_Working data:_
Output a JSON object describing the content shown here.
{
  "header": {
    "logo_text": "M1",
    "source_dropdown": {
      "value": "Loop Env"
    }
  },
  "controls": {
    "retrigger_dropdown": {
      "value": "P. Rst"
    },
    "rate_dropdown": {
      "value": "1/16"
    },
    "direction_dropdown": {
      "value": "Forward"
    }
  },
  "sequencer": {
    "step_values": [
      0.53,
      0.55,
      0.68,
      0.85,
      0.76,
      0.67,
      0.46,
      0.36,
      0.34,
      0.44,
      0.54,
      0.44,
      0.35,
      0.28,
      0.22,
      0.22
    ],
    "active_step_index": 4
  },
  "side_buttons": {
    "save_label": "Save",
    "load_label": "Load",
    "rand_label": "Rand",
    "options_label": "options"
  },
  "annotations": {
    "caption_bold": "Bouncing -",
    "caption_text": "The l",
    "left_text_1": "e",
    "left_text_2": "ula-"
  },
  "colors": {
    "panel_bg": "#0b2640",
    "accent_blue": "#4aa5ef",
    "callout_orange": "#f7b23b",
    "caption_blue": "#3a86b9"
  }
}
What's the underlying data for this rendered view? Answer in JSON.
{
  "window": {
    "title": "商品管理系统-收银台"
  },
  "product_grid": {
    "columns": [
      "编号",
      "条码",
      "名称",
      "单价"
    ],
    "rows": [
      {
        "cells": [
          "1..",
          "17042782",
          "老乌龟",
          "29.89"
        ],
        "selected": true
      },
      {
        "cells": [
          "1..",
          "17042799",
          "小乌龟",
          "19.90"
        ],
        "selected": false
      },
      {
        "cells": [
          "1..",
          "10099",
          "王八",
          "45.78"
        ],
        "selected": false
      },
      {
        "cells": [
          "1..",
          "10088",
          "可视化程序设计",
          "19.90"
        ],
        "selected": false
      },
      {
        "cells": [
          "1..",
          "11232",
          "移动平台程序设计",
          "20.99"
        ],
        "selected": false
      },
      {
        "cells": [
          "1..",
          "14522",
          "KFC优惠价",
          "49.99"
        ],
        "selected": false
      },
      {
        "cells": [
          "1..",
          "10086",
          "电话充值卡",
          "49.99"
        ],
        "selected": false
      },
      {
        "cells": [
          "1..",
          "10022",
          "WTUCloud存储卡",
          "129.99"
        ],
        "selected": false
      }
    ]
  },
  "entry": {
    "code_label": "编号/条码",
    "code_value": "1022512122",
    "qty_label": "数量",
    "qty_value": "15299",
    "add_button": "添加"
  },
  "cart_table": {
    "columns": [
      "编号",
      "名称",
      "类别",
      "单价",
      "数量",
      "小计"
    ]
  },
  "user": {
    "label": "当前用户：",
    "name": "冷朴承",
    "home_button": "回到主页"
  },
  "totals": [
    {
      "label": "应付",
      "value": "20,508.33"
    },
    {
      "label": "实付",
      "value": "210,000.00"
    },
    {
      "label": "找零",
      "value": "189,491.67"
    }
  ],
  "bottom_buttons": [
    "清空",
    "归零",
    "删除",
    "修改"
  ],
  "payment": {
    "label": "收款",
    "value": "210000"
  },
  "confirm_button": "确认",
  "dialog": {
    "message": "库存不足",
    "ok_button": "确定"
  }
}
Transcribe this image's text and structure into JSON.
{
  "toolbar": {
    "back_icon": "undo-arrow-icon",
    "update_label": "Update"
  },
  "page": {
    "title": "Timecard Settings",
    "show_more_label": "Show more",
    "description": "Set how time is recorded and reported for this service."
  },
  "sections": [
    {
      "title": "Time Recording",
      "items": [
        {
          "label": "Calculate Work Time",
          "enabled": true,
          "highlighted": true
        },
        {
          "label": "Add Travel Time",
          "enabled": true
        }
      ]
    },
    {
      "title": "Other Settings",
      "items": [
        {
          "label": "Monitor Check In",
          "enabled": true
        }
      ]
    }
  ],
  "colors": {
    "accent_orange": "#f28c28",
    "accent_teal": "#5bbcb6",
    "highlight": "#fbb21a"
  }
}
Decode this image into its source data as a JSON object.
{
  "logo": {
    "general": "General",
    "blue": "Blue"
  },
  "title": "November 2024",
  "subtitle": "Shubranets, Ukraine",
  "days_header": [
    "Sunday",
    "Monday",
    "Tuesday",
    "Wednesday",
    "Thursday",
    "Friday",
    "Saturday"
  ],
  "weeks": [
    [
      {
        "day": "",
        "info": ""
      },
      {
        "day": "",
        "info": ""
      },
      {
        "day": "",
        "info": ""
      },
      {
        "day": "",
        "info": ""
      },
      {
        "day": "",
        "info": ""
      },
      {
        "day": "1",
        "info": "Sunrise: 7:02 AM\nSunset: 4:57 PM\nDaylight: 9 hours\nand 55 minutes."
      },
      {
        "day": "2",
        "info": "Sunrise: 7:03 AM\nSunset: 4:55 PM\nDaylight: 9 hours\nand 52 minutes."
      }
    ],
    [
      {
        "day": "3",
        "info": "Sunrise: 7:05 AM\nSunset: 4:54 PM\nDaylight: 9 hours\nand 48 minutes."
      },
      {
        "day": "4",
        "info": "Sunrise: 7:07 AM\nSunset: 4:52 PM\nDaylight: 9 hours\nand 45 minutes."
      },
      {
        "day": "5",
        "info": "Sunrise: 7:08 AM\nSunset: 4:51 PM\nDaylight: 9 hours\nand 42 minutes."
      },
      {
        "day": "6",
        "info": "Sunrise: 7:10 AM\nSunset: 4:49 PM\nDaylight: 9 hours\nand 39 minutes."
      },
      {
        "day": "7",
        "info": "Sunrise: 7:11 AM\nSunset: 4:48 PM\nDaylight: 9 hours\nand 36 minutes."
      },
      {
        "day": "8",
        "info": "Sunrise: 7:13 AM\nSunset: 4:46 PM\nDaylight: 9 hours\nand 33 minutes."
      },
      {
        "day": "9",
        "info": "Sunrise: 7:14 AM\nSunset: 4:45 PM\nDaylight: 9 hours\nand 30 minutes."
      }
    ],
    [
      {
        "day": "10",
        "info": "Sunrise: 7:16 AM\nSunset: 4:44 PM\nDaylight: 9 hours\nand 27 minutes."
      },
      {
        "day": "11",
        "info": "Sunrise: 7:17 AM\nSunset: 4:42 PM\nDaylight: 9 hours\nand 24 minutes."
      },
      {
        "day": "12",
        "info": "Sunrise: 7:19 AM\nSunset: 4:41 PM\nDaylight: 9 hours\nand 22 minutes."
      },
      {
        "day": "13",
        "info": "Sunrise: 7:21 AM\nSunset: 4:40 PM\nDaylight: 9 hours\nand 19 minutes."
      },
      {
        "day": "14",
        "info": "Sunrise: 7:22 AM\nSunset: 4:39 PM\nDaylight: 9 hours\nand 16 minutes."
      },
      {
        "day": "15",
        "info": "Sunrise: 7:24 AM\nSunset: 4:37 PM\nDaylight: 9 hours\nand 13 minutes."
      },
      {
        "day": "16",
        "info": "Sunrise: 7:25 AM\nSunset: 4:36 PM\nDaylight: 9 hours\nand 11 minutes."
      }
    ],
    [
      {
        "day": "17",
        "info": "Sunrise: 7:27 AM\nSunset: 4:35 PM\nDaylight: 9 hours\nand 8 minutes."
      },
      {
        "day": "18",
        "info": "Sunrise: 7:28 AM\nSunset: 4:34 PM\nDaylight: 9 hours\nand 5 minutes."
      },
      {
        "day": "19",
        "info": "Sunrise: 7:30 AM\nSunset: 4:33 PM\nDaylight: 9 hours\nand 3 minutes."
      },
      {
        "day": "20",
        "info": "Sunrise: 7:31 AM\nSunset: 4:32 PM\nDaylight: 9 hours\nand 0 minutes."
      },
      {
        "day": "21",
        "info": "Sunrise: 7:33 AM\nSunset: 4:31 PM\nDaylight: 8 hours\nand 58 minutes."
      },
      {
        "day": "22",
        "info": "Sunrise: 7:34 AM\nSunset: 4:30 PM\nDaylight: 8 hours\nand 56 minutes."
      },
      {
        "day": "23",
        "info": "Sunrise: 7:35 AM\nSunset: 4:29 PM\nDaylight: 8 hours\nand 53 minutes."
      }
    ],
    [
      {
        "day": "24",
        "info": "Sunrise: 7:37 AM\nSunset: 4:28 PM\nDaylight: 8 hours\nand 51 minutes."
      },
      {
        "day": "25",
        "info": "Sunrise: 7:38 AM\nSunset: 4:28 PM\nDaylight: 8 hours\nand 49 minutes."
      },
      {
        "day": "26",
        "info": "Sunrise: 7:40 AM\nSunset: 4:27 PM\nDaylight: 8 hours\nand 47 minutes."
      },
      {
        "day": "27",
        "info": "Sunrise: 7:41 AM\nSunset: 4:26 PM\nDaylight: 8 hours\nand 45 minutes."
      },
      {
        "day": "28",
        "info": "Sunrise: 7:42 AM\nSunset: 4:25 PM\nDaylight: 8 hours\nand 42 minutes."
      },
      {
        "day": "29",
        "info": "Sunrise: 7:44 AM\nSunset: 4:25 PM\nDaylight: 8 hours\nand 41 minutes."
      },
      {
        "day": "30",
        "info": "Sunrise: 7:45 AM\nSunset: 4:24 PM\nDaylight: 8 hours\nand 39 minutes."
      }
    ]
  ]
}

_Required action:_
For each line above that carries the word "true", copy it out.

_Solution to this task:_
        "selected": true
          "enabled": true,
          "highlighted": true
          "enabled": true
          "enabled": true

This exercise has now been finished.